In a week that has seen numerous prominent Republicans across the pond express their antipathy towards the man their party has chosen to lead them into November’s Presidential Election, a poll here has revealed that 29% of Labour voters would rather vote for Theresa May than Jeremy Corbyn – so that means the Tories could count on 2.7 million extra votes were the PM to call an autumn Election. As things currently stand, the Government are fourteen points ahead of Labour. Basically, what the hell is she waiting for? It’s hard to think of any Prime Minister in recent times being in such a strong position to secure a mandate; and it could well be a far more concise mandate than the one she inherited. In many respects, it’s a measure of just how weak the opposition is that the Tories were able to overcome their bitter divisions on Europe and emerge relatively unscathed in record time.
Despite widespread dissatisfaction with Jezza’s leadership both within his own party and outside of the enclosed echo chamber of party activism, it’s hard to imagine the unstoppable cult of Corbyn being brought to an end by Owen Smith.

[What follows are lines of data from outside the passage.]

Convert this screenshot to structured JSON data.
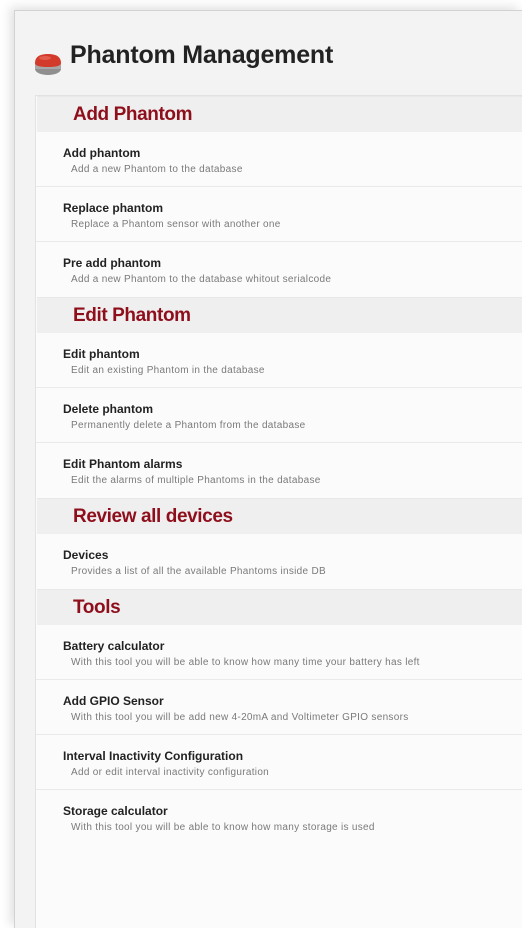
{
  "header": {
    "title": "Phantom Management",
    "logo_icon": "phantom-sensor-icon"
  },
  "colors": {
    "section_title": "#8e0f1b",
    "logo_red": "#d23a2a",
    "logo_grey": "#9a9a9a"
  },
  "sections": [
    {
      "title": "Add Phantom",
      "items": [
        {
          "title": "Add phantom",
          "desc": "Add a new Phantom to the database"
        },
        {
          "title": "Replace phantom",
          "desc": "Replace a Phantom sensor with another one"
        },
        {
          "title": "Pre add phantom",
          "desc": "Add a new Phantom to the database whitout serialcode"
        }
      ]
    },
    {
      "title": "Edit Phantom",
      "items": [
        {
          "title": "Edit phantom",
          "desc": "Edit an existing Phantom in the database"
        },
        {
          "title": "Delete phantom",
          "desc": "Permanently delete a Phantom from the database"
        },
        {
          "title": "Edit Phantom alarms",
          "desc": "Edit the alarms of multiple Phantoms in the database"
        }
      ]
    },
    {
      "title": "Review all devices",
      "items": [
        {
          "title": "Devices",
          "desc": "Provides a list of all the available Phantoms inside DB"
        }
      ]
    },
    {
      "title": "Tools",
      "items": [
        {
          "title": "Battery calculator",
          "desc": "With this tool you will be able to know how many time your battery has left"
        },
        {
          "title": "Add GPIO Sensor",
          "desc": "With this tool you will be add new 4-20mA and Voltimeter GPIO sensors"
        },
        {
          "title": "Interval Inactivity Configuration",
          "desc": "Add or edit interval inactivity configuration"
        },
        {
          "title": "Storage calculator",
          "desc": "With this tool you will be able to know how many storage is used"
        }
      ]
    }
  ]
}
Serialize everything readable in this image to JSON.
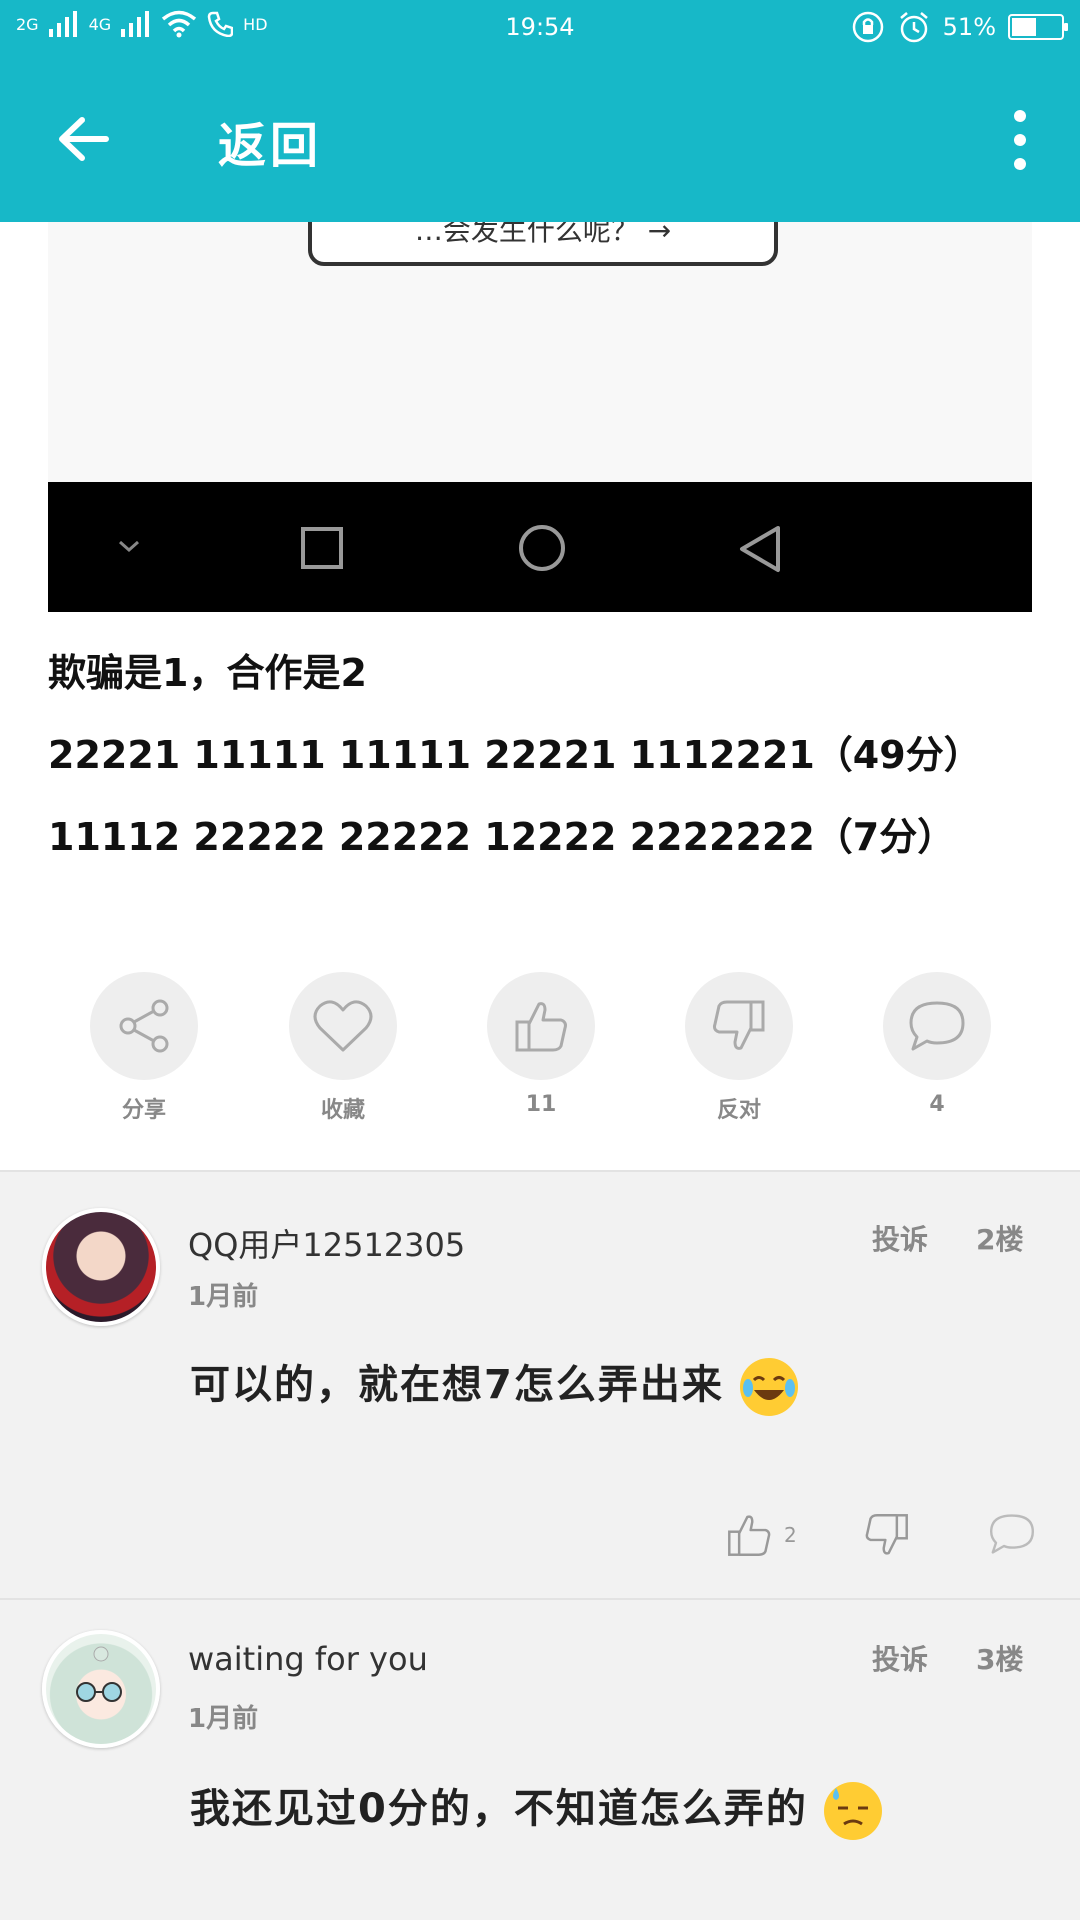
{
  "status_bar": {
    "network_1": "2G",
    "network_2": "4G",
    "call_label": "HD",
    "time": "19:54",
    "battery_text": "51%",
    "battery_level": 0.51,
    "icons": [
      "signal-icon",
      "signal-icon",
      "wifi-icon",
      "phone-icon",
      "rotation-lock-icon",
      "alarm-icon",
      "battery-icon"
    ]
  },
  "app_bar": {
    "title": "返回",
    "icons": [
      "back-arrow-icon",
      "more-vert-icon"
    ]
  },
  "post": {
    "image_bubble_text": "…会发生什么呢？ →",
    "image_nav_icons": [
      "chevron-down-icon",
      "square-icon",
      "circle-icon",
      "triangle-back-icon"
    ],
    "lines": [
      "欺骗是1，合作是2",
      "22221 11111 11111 22221 1112221（49分）",
      "11112 22222 22222 12222 2222222（7分）"
    ]
  },
  "actions": [
    {
      "icon": "share-icon",
      "label": "分享"
    },
    {
      "icon": "heart-icon",
      "label": "收藏"
    },
    {
      "icon": "thumbs-up-icon",
      "label": "11"
    },
    {
      "icon": "thumbs-down-icon",
      "label": "反对"
    },
    {
      "icon": "comment-icon",
      "label": "4"
    }
  ],
  "comments": [
    {
      "username": "QQ用户12512305",
      "time": "1月前",
      "report": "投诉",
      "floor": "2楼",
      "text": "可以的，就在想7怎么弄出来",
      "emoji": "laughing-tears-emoji",
      "like_count": "2"
    },
    {
      "username": "waiting for you",
      "time": "1月前",
      "report": "投诉",
      "floor": "3楼",
      "text": "我还见过0分的，不知道怎么弄的",
      "emoji": "downcast-sweat-emoji"
    }
  ],
  "colors": {
    "accent": "#17b8c8",
    "action_circle": "#eeeeee",
    "comment_bg": "#f2f2f2"
  }
}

The election of six Momentum candidates onto the National Executive Committee – the last outstanding barrier to taking control of the party by the far left – means Corbyn’s neo-Trotskyist cronies now have a majority on Labour’s ruling body. This comprehensive coup even overshadows the machinations of Tony Benn and Militant Tendency to seize power in the early 80s; and if that gave birth to the SDP, what on earth will current events begat?

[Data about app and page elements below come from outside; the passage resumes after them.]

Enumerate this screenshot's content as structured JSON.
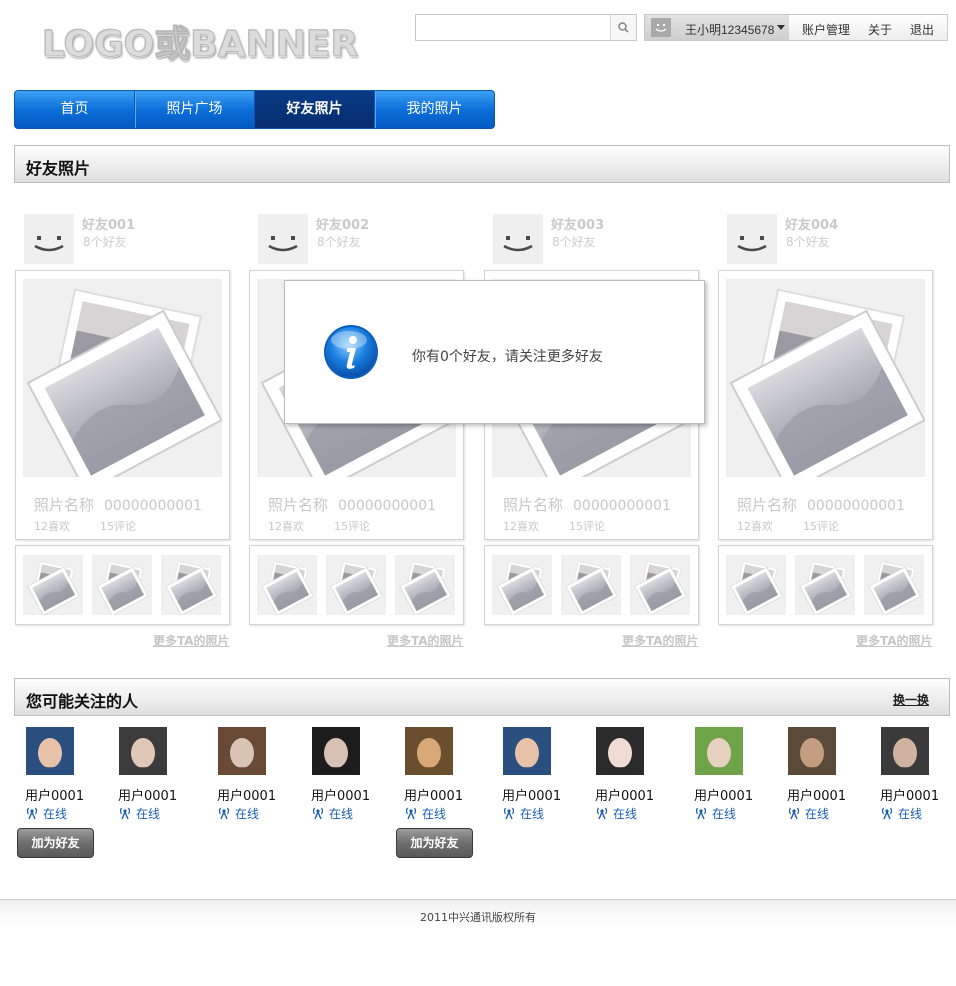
{
  "header": {
    "logo_text": "LOGO或BANNER",
    "search_placeholder": "",
    "user_name": "王小明12345678",
    "links": [
      "账户管理",
      "关于",
      "退出"
    ]
  },
  "nav": {
    "items": [
      "首页",
      "照片广场",
      "好友照片",
      "我的照片"
    ],
    "active": "好友照片"
  },
  "friends_section": {
    "title": "好友照片",
    "friends": [
      {
        "name": "好友001",
        "count": "8个好友",
        "photo_name": "照片名称",
        "photo_id": "00000000001",
        "likes": "12喜欢",
        "comments": "15评论",
        "more": "更多TA的照片"
      },
      {
        "name": "好友002",
        "count": "8个好友",
        "photo_name": "照片名称",
        "photo_id": "00000000001",
        "likes": "12喜欢",
        "comments": "15评论",
        "more": "更多TA的照片"
      },
      {
        "name": "好友003",
        "count": "8个好友",
        "photo_name": "照片名称",
        "photo_id": "00000000001",
        "likes": "12喜欢",
        "comments": "15评论",
        "more": "更多TA的照片"
      },
      {
        "name": "好友004",
        "count": "8个好友",
        "photo_name": "照片名称",
        "photo_id": "00000000001",
        "likes": "12喜欢",
        "comments": "15评论",
        "more": "更多TA的照片"
      }
    ]
  },
  "dialog": {
    "message": "你有0个好友，请关注更多好友",
    "icon": "info-icon"
  },
  "suggest_section": {
    "title": "您可能关注的人",
    "swap_label": "换一换",
    "add_label": "加为好友",
    "people": [
      {
        "name": "用户0001",
        "status": "在线",
        "photo_colors": [
          "#2a4f7f",
          "#e8c2a8"
        ],
        "has_add": true
      },
      {
        "name": "用户0001",
        "status": "在线",
        "photo_colors": [
          "#3b3b3b",
          "#e0c8b8"
        ],
        "has_add": false
      },
      {
        "name": "用户0001",
        "status": "在线",
        "photo_colors": [
          "#6a4a36",
          "#d9c3b5"
        ],
        "has_add": false
      },
      {
        "name": "用户0001",
        "status": "在线",
        "photo_colors": [
          "#1d1d1d",
          "#d7c0b4"
        ],
        "has_add": false
      },
      {
        "name": "用户0001",
        "status": "在线",
        "photo_colors": [
          "#6a4e2e",
          "#d8a977"
        ],
        "has_add": true
      },
      {
        "name": "用户0001",
        "status": "在线",
        "photo_colors": [
          "#2a4f7f",
          "#e8c2a8"
        ],
        "has_add": false
      },
      {
        "name": "用户0001",
        "status": "在线",
        "photo_colors": [
          "#2b2b2b",
          "#efdcd2"
        ],
        "has_add": false
      },
      {
        "name": "用户0001",
        "status": "在线",
        "photo_colors": [
          "#6fa34a",
          "#e6d0c0"
        ],
        "has_add": false
      },
      {
        "name": "用户0001",
        "status": "在线",
        "photo_colors": [
          "#5a4a3a",
          "#c29d80"
        ],
        "has_add": false
      },
      {
        "name": "用户0001",
        "status": "在线",
        "photo_colors": [
          "#3a3a3a",
          "#d0b2a0"
        ],
        "has_add": false
      }
    ]
  },
  "footer": {
    "text": "2011中兴通讯版权所有"
  },
  "colors": {
    "nav_blue": "#0c6fd9",
    "nav_active": "#062d6e",
    "status_blue": "#1b5eab"
  }
}
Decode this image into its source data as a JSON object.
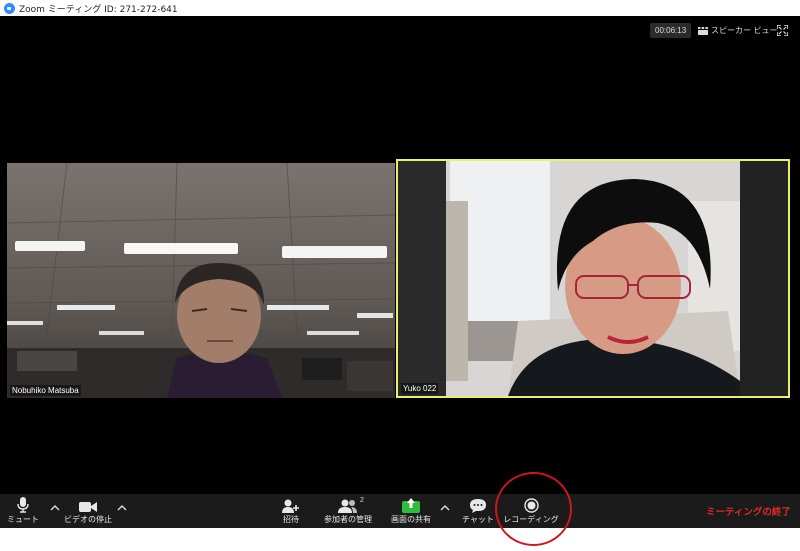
{
  "window": {
    "title": "Zoom ミーティング ID: 271-272-641"
  },
  "meeting": {
    "timer": "00:06:13",
    "view_label": "スピーカー ビュー"
  },
  "participants": [
    {
      "name": "Nobuhiko Matsuba",
      "active_speaker": false
    },
    {
      "name": "Yuko 022",
      "active_speaker": true
    }
  ],
  "toolbar": {
    "mute_label": "ミュート",
    "video_label": "ビデオの停止",
    "invite_label": "招待",
    "participants_label": "参加者の管理",
    "participants_count": "2",
    "share_label": "画面の共有",
    "chat_label": "チャット",
    "record_label": "レコーディング",
    "end_label": "ミーティングの終了"
  },
  "colors": {
    "active_speaker_border": "#e9f06f",
    "share_green": "#2fbd3b",
    "end_red": "#e22a2a",
    "annotation_red": "#d0161b"
  },
  "icons": {
    "mute": "microphone-icon",
    "video": "video-camera-icon",
    "invite": "add-person-icon",
    "participants": "people-icon",
    "share": "share-screen-icon",
    "chat": "chat-bubble-icon",
    "record": "record-icon",
    "fullscreen": "fullscreen-icon",
    "view": "speaker-view-icon"
  }
}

Despite the fact that the post-Brexit Labour frontbench seems occupied by anonymous members of the public whose place there is due to them winning a competition, the news that Andy Burnham, one of the few remaining leftovers from the last Labour Government, is to run for Mayor of Greater Manchester will leave it looking even more threadbare. Burnham has remained relatively loyal to Corbyn, hence holding onto his post as Shadow Home Secretary after the exodus following Hilary Benn’s sacking; but the chance to become the first elected mayor of a ‘Northern Powerhouse’ was clearly too tempting to reject in favour of sentimentally staying aboard a sinking ship until it disappears beneath the waves of mediocrity.
By the way, for those of you south of Watford, Manchester begins just after you exit the Midlands and takes you all the way up to Scotland; there’s nothing else in The North other than Manchester, of course. Oh, there is Liverpool; but that’s more or less in Ireland, anyway.
With just over a month left before the Labour leadership election, Owen Smith not only has to contend with his own absence of charisma, but the online army that Corbyn can call upon, one that recruits party members by the thousand on a daily basis, if we’re to believe the hype. Unless you happen to be a Biblical magician ala Moses, trying to stem the flow is a futile exercise; even the High Court this week ruled that the new recruits should be entitled to a vote come September. Like a lot of hip ‘n’ groovy techno-savvy movers and shakers, I am on Facebook, but I generally use it for personal messages, and my FB wall is solely an advertising board for posting links to articles on this blog and the ‘Looking for Alison’ one; when confronted by my news-feed, however – the section of the system that shows what one’s friends have been posting – I’m regularly bombarded by pro-Corbyn propaganda that provokes a roll of the eyes and a scroll of the page. There is no room for debate where the Messiah is concerned; you’re either with us or against us, and if you’re against us you’re a Blairite Tory, simple as that. This is the monochrome level the whole scenario has descended to.
I’m tempted to say ‘when’ rather than ‘if’ Corbyn is re-crowned Labour leader at the end of September, it’s impossible to envisage those within the party who don’t subscribe to the cult simply sitting quietly on the backbenches. Many of them have served in government and are quite keen to get back into it, unlike Corbyn’s disciples, whose natural (and preferred) place is in permanent opposition. The aim of the Corbyn Project is not to govern the country, which would mean having to actually engage with Racist Homophobic Islamophobic Transphobic Blairite Tories, but to look after its own clique and devote all its energies to ridding that clique of anyone who dares to venture an opinion that contradicts the Project. The future has never been brighter for the Workers’ Revolutionary Party and never bleaker for the Labour Party.
So, what happens the day after the expected Corbyn triumph on Sep 24? Liberal Democrats may be coy whenever talk of a potential merger between their depleted party and the anti-Corbyn Labour MPs is raised; and nobody has yet publicly proposed such a marriage bar vague comments by a few opportunistic old hands like Paddy Ashdown. But a Corbyn-led Labour Party and Momentum-dominated NEC is one that will be utterly incompatible with the majority of Labour MPs, not to mention the majority of the electorate. A split is surely inevitable, and what that will lead to, God only knows. Another decade of Conservative Government, probably.
© The Editor